Diets rich in plant-based foods are encouraged for human health and to preserve resources and the environment but the nutritional quality and safety of such diets is debated. This study aimed to model nutritionally adequate diets with increasing plant food content and to characterise the derived diets using a multicriteria approach including, nutrients intake, environmental pressures and exposure to pesticides. Using data of the NutriNet-Santé cohort (N = 29,413), we implemented stepwise optimization models to identified maximum plant-food content under nutritional constraints. Environmental indicators at the production level were derived from the DIALECTE database, and exposure to pesticide residues from plant food consumption was estimated using a contamination database.
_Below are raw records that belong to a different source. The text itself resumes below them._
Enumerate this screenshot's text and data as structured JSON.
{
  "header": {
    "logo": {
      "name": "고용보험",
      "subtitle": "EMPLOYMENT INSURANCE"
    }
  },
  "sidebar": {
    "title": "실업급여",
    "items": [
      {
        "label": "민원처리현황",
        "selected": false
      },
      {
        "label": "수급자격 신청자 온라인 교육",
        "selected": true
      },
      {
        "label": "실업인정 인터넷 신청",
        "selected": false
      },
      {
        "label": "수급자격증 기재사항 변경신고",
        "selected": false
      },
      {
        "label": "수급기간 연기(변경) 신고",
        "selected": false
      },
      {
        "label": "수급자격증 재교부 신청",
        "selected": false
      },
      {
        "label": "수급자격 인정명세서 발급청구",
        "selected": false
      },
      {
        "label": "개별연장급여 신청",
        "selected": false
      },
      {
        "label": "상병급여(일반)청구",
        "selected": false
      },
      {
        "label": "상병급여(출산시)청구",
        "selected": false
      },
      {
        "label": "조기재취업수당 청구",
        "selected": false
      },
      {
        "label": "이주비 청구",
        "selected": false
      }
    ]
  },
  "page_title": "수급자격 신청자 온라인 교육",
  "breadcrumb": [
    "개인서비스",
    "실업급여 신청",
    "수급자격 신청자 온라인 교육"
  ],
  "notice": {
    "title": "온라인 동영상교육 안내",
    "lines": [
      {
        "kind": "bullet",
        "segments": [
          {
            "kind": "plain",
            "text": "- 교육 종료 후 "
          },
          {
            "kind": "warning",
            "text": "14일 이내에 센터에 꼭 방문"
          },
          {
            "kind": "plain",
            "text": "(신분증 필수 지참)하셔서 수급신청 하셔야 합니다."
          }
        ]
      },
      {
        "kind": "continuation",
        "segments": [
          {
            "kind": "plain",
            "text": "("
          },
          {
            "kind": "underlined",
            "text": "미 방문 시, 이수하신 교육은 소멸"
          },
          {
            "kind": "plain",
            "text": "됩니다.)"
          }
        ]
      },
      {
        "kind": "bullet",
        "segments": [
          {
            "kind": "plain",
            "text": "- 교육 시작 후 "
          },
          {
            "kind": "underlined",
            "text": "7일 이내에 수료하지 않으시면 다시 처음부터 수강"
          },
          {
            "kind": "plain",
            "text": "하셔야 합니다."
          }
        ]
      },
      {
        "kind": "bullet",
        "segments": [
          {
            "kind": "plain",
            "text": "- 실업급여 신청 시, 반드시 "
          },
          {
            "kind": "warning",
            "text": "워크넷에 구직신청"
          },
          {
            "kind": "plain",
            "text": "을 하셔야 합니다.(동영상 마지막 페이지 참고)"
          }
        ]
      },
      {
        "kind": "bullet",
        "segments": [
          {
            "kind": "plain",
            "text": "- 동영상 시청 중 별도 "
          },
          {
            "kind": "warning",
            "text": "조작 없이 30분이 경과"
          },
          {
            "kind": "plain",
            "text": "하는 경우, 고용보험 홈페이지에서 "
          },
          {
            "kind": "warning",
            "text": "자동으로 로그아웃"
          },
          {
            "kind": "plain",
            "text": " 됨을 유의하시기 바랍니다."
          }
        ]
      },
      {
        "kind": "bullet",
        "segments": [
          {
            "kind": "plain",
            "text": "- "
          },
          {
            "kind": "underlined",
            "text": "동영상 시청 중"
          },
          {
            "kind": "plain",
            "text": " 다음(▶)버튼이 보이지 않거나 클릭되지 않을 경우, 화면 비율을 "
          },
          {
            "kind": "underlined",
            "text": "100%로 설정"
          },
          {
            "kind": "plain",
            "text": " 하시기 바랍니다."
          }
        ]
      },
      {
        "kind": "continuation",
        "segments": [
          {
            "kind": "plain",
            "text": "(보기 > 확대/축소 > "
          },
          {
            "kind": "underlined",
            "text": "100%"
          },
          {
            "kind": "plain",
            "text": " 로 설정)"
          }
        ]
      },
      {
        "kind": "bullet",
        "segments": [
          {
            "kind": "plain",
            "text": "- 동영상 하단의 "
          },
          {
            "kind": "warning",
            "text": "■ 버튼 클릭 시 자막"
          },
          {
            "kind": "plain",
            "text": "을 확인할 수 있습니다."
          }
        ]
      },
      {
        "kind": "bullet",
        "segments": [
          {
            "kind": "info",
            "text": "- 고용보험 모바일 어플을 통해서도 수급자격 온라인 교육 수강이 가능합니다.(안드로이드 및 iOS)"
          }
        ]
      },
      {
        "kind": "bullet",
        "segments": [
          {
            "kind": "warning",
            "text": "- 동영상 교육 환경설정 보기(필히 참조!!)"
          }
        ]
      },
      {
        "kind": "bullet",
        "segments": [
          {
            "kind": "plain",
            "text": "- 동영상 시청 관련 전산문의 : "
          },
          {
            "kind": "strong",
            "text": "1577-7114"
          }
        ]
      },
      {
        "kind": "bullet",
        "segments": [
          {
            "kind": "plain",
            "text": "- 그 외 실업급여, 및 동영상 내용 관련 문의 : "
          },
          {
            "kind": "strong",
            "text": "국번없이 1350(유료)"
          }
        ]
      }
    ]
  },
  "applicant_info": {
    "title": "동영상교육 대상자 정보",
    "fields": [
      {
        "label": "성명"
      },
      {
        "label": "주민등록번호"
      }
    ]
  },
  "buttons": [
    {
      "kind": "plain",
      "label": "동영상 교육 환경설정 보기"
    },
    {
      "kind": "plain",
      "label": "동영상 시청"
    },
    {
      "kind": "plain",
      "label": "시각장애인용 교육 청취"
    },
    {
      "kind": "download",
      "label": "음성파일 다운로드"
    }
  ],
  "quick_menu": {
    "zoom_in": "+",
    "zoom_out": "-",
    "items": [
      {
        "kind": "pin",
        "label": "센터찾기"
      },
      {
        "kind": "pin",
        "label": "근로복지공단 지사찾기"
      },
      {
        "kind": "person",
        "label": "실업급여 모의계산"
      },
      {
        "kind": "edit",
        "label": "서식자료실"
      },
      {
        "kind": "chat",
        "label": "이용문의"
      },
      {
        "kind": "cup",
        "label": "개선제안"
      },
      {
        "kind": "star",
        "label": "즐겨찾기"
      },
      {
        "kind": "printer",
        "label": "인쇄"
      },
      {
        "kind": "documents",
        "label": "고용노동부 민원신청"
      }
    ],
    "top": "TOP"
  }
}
Plant-based foods contributed to 64.3% (SD = 10.6%) of energy intake in observed diets and may reach up to 95% in modelled diets without jeopardizing nutritional status. Compared to the observed situation, an increase in plant-based foods in the diets led to increases in soy-based products (+ 480%), dried fruits (+ 370%), legumes (+ 317%), whole grains (+ 251%), oils (+ 144%) and vegetables (+ 93%). Animal products decreased progressively until total eviction, except for beef (- 98%). Dietary quality (estimated using the Diet Quality Index Based on the Probability of Adequate Nutrient Intake) was improved (up to 17%) as well as GHGe (up to - 65%), energy demand (up to - 48%), and land occupation (- 56%) for production. Exposures to pesticides from plant-based foods were increased by 100% conventional production and to a much lesser extent by 100% organic production. This study shows that shifting to nutritionally-adequate plant-based diets requires an in-depth rearrangement of food groups' consumption but allows a drastic reduction environmental impact. Increase exposure to pesticide residues and related risks can be mitigated by consuming foods produced with low pesticide input.
© 2023. The Author(s).